From the entries underneath, give the number of lines holding the word "JSON", without any other words.

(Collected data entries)

****************************************

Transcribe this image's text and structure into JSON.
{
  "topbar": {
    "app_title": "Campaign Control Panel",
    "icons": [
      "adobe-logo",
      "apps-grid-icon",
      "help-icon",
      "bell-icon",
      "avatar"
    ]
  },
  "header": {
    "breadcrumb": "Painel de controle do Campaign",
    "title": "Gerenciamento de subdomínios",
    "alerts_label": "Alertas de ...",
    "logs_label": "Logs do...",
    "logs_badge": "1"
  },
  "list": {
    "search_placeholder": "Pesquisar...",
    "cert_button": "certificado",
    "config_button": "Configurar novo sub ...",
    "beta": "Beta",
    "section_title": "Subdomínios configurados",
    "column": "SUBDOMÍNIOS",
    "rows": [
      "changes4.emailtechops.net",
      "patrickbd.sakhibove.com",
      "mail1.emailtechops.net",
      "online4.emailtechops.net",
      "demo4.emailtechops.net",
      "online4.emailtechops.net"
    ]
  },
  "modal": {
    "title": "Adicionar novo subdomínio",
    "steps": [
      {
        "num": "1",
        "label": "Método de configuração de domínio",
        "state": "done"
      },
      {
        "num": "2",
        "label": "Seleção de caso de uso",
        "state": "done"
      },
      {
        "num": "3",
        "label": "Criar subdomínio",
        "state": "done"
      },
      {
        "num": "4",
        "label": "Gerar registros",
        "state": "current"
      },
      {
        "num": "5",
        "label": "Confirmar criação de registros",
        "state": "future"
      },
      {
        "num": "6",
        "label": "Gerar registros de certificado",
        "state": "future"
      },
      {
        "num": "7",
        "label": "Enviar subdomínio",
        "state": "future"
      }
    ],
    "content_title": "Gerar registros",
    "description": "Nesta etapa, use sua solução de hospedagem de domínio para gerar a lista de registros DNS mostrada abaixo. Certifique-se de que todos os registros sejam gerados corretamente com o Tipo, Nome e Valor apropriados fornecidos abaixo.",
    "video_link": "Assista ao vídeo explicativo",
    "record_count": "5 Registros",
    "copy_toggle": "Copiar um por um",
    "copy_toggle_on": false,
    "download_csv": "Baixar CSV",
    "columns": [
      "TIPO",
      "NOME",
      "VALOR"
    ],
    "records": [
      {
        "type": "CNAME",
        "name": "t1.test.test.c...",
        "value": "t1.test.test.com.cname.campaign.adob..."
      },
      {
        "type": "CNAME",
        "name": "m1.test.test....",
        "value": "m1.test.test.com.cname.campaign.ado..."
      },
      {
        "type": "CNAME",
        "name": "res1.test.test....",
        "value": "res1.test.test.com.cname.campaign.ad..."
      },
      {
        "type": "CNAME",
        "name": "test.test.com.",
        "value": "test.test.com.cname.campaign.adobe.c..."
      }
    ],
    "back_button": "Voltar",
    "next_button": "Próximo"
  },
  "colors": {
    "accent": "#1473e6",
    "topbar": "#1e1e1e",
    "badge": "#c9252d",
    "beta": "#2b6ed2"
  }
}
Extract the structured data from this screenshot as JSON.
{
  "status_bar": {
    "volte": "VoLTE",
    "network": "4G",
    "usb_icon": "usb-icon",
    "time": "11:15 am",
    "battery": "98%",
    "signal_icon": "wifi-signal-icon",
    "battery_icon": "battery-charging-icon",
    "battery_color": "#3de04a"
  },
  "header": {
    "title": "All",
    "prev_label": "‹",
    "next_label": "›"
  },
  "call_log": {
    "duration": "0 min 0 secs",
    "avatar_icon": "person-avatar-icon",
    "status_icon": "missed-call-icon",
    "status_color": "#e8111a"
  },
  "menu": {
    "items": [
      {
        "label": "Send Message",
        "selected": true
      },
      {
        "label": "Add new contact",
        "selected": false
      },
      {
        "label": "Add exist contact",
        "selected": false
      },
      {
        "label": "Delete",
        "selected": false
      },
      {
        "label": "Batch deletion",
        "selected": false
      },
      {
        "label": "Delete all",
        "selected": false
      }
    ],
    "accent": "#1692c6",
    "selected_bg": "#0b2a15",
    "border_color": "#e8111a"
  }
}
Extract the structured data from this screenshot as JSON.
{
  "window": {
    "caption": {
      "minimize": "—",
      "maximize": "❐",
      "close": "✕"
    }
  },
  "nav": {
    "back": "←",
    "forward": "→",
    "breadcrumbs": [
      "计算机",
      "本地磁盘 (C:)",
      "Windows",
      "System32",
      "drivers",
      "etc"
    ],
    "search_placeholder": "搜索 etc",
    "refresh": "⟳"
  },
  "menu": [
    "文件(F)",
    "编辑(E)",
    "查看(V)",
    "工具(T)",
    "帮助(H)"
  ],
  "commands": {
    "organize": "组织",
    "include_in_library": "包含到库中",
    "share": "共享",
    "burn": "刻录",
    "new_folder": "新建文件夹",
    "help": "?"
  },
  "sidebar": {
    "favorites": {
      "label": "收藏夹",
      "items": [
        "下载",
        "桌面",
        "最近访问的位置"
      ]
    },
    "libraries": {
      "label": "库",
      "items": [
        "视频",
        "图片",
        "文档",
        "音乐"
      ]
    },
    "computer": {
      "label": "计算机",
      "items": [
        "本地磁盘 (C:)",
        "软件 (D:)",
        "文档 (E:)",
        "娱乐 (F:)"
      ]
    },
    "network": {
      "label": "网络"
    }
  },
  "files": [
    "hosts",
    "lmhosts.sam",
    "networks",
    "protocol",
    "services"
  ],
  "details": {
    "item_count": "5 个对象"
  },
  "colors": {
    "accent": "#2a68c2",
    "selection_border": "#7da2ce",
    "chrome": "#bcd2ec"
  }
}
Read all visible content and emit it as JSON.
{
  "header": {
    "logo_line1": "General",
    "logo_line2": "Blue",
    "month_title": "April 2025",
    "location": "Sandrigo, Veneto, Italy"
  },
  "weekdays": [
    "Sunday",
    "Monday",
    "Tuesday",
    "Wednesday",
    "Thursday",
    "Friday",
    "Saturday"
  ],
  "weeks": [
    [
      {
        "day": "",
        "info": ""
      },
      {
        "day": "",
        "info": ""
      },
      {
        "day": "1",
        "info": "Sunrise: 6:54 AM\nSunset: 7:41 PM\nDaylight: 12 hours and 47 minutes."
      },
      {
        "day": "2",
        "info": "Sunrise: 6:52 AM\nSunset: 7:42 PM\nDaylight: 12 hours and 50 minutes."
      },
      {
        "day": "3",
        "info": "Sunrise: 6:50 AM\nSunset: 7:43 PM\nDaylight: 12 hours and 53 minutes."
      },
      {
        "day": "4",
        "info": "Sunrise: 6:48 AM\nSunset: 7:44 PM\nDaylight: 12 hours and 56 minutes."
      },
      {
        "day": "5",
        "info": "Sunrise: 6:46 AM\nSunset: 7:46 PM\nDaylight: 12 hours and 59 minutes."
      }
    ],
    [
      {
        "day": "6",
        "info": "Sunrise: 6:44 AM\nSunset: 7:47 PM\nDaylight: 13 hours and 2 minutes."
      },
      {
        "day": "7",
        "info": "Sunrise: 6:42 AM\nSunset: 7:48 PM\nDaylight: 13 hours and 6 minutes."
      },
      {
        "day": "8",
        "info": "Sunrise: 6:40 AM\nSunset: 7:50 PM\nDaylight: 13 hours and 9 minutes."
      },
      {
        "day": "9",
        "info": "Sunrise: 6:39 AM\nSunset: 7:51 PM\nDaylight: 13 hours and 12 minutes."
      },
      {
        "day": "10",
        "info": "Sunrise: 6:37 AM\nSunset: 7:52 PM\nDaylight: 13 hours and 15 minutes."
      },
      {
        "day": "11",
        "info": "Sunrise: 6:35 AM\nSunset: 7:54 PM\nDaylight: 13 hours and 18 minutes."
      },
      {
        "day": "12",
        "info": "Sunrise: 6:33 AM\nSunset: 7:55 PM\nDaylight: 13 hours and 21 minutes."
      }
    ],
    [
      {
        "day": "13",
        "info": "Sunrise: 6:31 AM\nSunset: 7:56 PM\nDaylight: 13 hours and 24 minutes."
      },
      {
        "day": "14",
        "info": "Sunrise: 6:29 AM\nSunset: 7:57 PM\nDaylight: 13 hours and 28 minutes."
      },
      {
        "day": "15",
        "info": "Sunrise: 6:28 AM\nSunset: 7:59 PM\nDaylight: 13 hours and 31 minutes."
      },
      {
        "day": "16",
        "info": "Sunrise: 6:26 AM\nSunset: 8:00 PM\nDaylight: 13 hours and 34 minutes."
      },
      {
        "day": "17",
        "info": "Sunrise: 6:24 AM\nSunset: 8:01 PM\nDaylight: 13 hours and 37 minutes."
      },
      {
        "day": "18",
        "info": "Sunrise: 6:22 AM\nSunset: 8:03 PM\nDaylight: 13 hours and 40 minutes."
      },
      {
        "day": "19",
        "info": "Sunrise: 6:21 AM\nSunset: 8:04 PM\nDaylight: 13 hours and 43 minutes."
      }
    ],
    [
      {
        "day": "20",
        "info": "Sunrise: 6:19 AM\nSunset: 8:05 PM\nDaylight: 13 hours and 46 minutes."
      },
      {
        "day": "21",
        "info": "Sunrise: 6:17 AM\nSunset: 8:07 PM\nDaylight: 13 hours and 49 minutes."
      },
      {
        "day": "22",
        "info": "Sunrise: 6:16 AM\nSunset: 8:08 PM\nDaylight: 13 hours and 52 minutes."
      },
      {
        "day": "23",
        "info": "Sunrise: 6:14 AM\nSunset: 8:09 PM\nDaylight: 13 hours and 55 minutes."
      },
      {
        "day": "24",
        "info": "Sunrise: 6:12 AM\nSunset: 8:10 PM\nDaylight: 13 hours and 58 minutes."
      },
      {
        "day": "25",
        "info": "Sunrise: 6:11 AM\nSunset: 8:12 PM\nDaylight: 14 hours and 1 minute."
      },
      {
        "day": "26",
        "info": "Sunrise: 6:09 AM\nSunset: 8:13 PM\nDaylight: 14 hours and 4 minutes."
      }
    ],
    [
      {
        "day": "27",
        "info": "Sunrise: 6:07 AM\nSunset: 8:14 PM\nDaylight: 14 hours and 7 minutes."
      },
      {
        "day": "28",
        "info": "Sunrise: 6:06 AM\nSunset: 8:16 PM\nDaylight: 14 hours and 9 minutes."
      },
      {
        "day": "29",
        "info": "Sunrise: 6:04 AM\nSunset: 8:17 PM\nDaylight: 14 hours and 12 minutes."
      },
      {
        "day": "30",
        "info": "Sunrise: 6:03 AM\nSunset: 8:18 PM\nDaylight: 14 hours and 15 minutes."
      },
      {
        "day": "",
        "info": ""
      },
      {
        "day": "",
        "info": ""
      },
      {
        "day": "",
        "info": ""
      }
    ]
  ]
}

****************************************

Answer box: 4